**WORK ORDER:**
Go through the entries below and copy each line containing the word "Find".

***** DATA LISTING

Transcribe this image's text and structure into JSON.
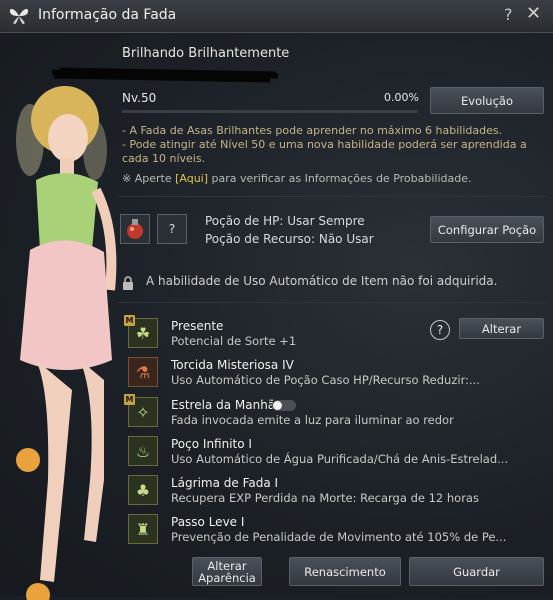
{
  "window": {
    "title": "Informação da Fada",
    "help": "?",
    "close": "✕"
  },
  "fairy": {
    "name": "Brilhando Brilhantemente",
    "level": "Nv.50",
    "exp_percent": "0.00%",
    "exp_progress": 0.0,
    "evolve_label": "Evolução"
  },
  "info": {
    "line1": "- A Fada de Asas Brilhantes pode aprender no máximo 6 habilidades.",
    "line2a": "- Pode atingir até Nível 50 e uma nova habilidade poderá ser aprendida a",
    "line2b": "cada 10 níveis.",
    "prob_prefix": "※ Aperte ",
    "prob_link": "[Aqui]",
    "prob_suffix": " para verificar as Informações de Probabilidade."
  },
  "potions": {
    "slot2": "?",
    "hp": "Poção de HP: Usar Sempre",
    "resource": "Poção de Recurso: Não Usar",
    "configure_label": "Configurar Poção"
  },
  "auto_use": {
    "text": "A habilidade de Uso Automático de Item não foi adquirida."
  },
  "skills": [
    {
      "badge": "M",
      "name": "Presente",
      "desc": "Potencial de Sorte +1"
    },
    {
      "badge": "",
      "name": "Torcida Misteriosa IV",
      "desc": "Uso Automático de Poção Caso HP/Recurso Reduzir:..."
    },
    {
      "badge": "M",
      "name": "Estrela da Manhã",
      "desc": "Fada invocada emite a luz para iluminar ao redor"
    },
    {
      "badge": "",
      "name": "Poço Infinito I",
      "desc": "Uso Automático de Água Purificada/Chá de Anis-Estrelad..."
    },
    {
      "badge": "",
      "name": "Lágrima de Fada I",
      "desc": "Recupera EXP Perdida na Morte: Recarga de 12 horas"
    },
    {
      "badge": "",
      "name": "Passo Leve I",
      "desc": "Prevenção de Penalidade de Movimento até 105% de Pe..."
    }
  ],
  "skill_help": "?",
  "change_label": "Alterar",
  "footer": {
    "appearance_line1": "Alterar",
    "appearance_line2": "Aparência",
    "rebirth": "Renascimento",
    "save": "Guardar"
  },
  "colors": {
    "accent_gold": "#caa142",
    "info_text": "#c6b48a",
    "link": "#e3c350"
  }
}
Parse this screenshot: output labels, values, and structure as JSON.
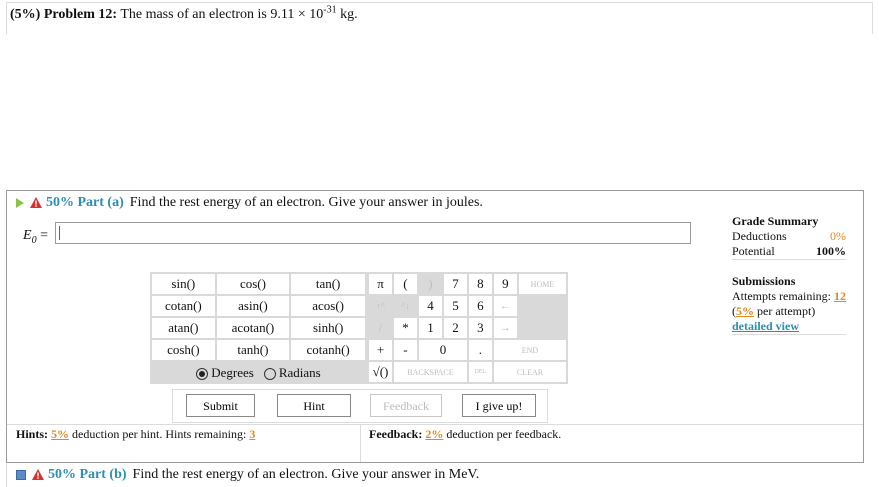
{
  "problem": {
    "prefix": "(5%) Problem 12:",
    "text": "The mass of an electron is 9.11 × 10",
    "exponent": "-31",
    "suffix": "kg."
  },
  "part_a": {
    "label": "50% Part (a)",
    "question": "Find the rest energy of an electron. Give your answer in joules.",
    "answer_var": "E",
    "answer_sub": "0",
    "answer_eq": " =",
    "answer_value": ""
  },
  "grade_summary": {
    "title": "Grade Summary",
    "deductions_label": "Deductions",
    "deductions_value": "0%",
    "potential_label": "Potential",
    "potential_value": "100%"
  },
  "submissions": {
    "title": "Submissions",
    "attempts_label": "Attempts remaining:",
    "attempts_value": "12",
    "per_attempt_pct": "5%",
    "per_attempt_text": "per attempt)",
    "detailed_view": "detailed view"
  },
  "functions": [
    [
      "sin()",
      "cos()",
      "tan()"
    ],
    [
      "cotan()",
      "asin()",
      "acos()"
    ],
    [
      "atan()",
      "acotan()",
      "sinh()"
    ],
    [
      "cosh()",
      "tanh()",
      "cotanh()"
    ]
  ],
  "angle_mode": {
    "degrees": "Degrees",
    "radians": "Radians",
    "selected": "Degrees"
  },
  "keypad": {
    "pi": "π",
    "lparen": "(",
    "rparen": ")",
    "k7": "7",
    "k8": "8",
    "k9": "9",
    "home": "HOME",
    "pow": "↑^",
    "sub": "^↓",
    "k4": "4",
    "k5": "5",
    "k6": "6",
    "left": "←",
    "div": "/",
    "mul": "*",
    "k1": "1",
    "k2": "2",
    "k3": "3",
    "right": "→",
    "plus": "+",
    "minus": "-",
    "k0": "0",
    "dot": ".",
    "end": "END",
    "sqrt": "√()",
    "backspace": "BACKSPACE",
    "del": "DEL",
    "clear": "CLEAR"
  },
  "buttons": {
    "submit": "Submit",
    "hint": "Hint",
    "feedback": "Feedback",
    "give_up": "I give up!"
  },
  "hints": {
    "label": "Hints:",
    "pct": "5%",
    "text": "deduction per hint. Hints remaining:",
    "remaining": "3"
  },
  "feedback": {
    "label": "Feedback:",
    "pct": "2%",
    "text": "deduction per feedback."
  },
  "part_b": {
    "label": "50% Part (b)",
    "question": "Find the rest energy of an electron. Give your answer in MeV."
  },
  "colors": {
    "accent": "#2a8fb0",
    "orange": "#e08a1e",
    "warning": "#d33333",
    "arrow_green": "#8bc34a"
  }
}
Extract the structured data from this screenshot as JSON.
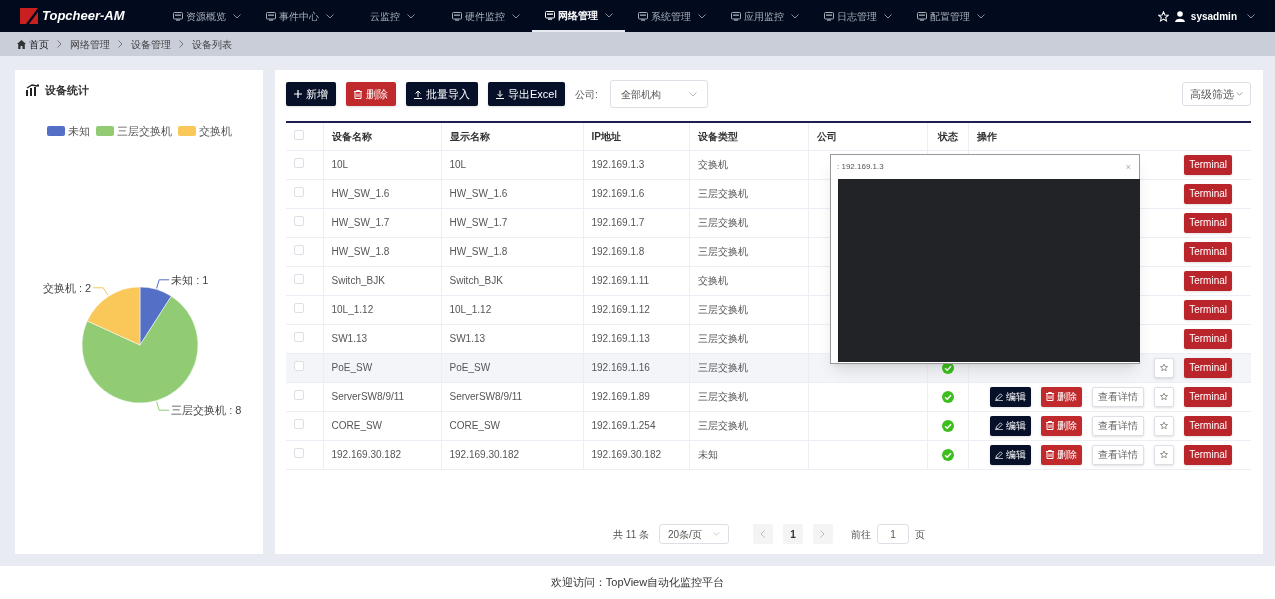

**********

**SOLUTION TO THE PROBLEM:**
    "question": "Find the rest energy of an electron. Give your answer in joules.",
    "question": "Find the rest energy of an electron. Give your answer in MeV."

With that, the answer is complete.